▸ **PROBLEM TO WORK ON**
Using the listing below, work out how many lines contain the word "title", and respond with that number alone.

▸ **RECORDS FOR PROCESSING**
== == ==
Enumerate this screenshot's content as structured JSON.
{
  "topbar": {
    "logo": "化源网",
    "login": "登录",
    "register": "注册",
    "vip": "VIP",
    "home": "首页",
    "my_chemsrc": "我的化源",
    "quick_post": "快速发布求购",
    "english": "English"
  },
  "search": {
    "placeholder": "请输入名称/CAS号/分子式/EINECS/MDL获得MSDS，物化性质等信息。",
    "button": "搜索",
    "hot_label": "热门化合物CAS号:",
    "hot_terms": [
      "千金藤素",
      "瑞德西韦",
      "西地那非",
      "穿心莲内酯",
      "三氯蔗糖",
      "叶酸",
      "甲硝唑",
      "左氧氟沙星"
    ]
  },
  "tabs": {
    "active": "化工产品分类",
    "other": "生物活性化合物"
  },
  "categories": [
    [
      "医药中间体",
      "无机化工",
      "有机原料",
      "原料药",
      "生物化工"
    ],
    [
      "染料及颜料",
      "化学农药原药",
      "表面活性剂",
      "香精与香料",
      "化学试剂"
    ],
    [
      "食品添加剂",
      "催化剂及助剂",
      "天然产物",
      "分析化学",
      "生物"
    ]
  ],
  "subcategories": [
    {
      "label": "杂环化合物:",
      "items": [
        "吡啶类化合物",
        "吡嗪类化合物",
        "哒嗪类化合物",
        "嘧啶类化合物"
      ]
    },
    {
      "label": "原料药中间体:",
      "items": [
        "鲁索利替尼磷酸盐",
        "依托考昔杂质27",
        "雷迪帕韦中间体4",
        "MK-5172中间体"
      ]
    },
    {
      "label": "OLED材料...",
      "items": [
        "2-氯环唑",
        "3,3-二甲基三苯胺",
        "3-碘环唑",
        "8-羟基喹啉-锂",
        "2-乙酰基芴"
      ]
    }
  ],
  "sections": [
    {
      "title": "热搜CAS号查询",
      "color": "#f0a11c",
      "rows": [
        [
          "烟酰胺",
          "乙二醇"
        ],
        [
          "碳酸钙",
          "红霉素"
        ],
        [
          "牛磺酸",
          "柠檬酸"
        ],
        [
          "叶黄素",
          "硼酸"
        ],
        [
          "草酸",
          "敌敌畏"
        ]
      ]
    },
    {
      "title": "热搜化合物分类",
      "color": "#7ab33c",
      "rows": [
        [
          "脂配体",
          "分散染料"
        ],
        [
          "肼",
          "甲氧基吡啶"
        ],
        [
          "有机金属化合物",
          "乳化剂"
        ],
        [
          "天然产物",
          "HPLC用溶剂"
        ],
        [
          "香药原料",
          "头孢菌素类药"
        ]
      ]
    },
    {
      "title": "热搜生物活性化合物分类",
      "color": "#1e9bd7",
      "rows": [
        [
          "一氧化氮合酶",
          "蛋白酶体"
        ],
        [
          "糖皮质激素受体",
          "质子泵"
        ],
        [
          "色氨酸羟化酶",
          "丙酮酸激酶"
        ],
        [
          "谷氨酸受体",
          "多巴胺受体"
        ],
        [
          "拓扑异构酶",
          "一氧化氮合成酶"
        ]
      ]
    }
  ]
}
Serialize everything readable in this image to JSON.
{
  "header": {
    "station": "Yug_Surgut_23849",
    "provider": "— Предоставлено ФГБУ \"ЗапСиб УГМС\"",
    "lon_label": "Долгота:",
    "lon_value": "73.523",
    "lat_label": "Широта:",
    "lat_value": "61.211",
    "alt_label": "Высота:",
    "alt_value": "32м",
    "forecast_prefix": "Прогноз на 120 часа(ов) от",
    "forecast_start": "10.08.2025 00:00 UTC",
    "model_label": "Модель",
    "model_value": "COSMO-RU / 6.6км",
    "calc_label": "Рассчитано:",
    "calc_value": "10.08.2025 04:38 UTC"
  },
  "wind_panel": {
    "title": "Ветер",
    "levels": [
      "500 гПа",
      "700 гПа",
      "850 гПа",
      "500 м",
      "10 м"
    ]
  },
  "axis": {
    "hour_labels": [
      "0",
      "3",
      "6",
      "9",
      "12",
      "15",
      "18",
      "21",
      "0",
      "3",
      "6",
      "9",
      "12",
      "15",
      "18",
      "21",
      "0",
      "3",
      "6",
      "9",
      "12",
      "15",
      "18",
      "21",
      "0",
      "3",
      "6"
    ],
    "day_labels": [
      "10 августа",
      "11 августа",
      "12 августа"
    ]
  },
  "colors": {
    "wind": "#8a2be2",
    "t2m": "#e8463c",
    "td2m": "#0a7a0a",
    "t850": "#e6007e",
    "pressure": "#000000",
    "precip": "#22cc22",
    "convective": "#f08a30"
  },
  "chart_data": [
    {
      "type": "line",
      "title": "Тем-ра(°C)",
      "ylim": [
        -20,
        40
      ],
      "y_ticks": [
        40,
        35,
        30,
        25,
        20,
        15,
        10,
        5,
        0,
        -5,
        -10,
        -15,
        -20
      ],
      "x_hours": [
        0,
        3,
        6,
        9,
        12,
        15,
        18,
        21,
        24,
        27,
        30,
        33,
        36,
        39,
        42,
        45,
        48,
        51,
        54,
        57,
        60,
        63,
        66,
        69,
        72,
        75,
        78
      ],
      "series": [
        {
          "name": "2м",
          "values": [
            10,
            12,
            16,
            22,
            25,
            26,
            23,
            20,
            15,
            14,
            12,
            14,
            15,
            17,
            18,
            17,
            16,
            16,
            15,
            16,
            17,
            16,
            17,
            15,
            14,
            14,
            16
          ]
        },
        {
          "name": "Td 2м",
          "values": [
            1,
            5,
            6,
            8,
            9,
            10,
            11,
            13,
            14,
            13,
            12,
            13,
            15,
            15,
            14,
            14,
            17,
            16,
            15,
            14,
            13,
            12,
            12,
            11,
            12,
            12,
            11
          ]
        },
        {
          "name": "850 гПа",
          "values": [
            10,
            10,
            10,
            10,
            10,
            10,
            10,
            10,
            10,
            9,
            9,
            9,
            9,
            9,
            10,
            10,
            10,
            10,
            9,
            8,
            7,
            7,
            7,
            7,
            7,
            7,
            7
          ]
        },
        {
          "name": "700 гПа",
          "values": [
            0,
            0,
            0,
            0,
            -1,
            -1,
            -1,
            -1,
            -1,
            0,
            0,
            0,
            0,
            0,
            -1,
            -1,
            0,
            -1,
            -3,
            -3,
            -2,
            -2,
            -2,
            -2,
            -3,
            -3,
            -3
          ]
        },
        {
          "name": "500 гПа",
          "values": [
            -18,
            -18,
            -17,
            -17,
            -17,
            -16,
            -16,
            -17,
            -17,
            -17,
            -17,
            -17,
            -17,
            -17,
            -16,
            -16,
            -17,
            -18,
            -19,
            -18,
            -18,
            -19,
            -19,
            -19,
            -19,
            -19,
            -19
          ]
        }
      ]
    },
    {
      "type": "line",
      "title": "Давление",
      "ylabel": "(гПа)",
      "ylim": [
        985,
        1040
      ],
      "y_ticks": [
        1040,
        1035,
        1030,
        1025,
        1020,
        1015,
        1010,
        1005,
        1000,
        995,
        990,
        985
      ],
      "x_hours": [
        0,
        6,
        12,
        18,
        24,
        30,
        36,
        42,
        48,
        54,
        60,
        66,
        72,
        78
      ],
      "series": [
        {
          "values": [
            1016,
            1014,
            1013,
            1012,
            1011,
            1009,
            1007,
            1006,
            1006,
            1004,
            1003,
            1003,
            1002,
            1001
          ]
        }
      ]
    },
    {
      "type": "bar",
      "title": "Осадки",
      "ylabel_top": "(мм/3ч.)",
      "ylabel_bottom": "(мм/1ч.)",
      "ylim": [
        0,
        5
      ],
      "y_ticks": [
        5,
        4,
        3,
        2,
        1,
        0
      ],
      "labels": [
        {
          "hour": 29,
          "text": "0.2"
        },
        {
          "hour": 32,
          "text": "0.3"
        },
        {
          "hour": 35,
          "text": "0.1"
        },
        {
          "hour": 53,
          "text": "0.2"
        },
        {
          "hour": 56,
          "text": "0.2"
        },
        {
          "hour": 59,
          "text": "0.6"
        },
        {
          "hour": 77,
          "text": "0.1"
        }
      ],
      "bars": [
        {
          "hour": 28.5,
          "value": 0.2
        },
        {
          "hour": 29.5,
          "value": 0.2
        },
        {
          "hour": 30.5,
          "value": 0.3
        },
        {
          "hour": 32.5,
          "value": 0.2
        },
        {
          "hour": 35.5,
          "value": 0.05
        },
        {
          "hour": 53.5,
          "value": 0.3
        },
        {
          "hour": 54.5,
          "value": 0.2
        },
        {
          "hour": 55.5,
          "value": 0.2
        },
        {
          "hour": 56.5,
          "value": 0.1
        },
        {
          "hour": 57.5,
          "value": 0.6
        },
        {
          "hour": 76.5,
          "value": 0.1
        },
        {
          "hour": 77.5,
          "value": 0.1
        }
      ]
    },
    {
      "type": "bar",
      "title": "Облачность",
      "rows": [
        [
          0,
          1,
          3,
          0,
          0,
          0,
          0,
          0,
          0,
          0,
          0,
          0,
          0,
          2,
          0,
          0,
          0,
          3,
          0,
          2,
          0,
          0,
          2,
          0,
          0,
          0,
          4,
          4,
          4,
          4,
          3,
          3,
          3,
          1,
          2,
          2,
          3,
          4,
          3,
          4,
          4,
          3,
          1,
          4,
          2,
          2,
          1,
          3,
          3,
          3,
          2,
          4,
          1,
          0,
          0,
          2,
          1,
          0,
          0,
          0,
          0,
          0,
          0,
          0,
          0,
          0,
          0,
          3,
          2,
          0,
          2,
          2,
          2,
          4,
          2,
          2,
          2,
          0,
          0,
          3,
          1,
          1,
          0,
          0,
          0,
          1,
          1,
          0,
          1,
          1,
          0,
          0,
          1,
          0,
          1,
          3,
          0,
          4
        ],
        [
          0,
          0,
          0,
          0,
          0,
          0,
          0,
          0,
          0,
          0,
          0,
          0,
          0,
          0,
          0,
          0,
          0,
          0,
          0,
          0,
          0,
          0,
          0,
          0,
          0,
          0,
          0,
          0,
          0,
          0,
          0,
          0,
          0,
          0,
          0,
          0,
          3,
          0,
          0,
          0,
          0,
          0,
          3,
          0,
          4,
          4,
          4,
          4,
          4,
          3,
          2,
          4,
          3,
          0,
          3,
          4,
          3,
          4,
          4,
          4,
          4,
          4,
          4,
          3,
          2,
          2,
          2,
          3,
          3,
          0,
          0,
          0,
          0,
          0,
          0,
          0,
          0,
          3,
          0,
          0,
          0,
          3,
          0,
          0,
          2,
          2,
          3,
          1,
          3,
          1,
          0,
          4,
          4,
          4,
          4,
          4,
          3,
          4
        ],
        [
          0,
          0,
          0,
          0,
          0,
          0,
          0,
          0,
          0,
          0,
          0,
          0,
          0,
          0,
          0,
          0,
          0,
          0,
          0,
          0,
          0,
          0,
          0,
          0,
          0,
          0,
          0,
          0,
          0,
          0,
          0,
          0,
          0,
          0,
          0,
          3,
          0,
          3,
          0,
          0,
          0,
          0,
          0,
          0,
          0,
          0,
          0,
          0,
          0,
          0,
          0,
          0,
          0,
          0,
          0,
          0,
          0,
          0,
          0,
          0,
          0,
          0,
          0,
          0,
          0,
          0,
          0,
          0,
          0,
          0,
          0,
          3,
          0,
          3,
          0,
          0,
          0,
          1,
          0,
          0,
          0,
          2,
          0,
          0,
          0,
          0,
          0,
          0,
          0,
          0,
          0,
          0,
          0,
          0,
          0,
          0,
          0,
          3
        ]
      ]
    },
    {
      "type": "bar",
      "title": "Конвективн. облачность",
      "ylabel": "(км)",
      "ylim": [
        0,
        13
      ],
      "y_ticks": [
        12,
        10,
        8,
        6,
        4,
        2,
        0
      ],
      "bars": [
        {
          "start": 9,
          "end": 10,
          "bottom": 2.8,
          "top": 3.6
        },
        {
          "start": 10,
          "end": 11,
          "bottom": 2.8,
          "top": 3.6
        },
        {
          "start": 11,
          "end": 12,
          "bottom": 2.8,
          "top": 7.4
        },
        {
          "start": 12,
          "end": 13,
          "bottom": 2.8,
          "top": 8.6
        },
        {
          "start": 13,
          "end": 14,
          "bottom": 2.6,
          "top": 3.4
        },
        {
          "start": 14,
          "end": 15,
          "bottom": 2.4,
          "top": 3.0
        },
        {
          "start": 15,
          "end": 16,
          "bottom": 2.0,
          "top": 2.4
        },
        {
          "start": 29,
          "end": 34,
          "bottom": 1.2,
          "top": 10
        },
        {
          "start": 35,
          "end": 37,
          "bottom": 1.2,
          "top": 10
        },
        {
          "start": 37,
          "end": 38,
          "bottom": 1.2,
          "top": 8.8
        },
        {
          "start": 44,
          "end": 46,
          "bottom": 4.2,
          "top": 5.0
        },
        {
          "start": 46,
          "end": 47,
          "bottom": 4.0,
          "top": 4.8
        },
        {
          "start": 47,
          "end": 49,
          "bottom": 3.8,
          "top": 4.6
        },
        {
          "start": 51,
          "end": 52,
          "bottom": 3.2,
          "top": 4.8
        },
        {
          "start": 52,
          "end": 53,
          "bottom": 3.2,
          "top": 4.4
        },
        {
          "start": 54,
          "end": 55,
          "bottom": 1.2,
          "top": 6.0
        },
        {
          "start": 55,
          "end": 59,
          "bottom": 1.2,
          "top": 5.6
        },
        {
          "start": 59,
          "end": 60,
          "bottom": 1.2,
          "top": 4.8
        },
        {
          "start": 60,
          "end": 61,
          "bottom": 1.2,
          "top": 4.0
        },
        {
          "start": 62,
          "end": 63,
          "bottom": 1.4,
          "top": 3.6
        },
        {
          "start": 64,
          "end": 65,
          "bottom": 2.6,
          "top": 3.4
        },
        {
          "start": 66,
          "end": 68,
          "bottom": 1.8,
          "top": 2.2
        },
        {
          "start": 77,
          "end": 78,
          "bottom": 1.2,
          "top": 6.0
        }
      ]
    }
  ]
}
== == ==
▸ **RESULT**
9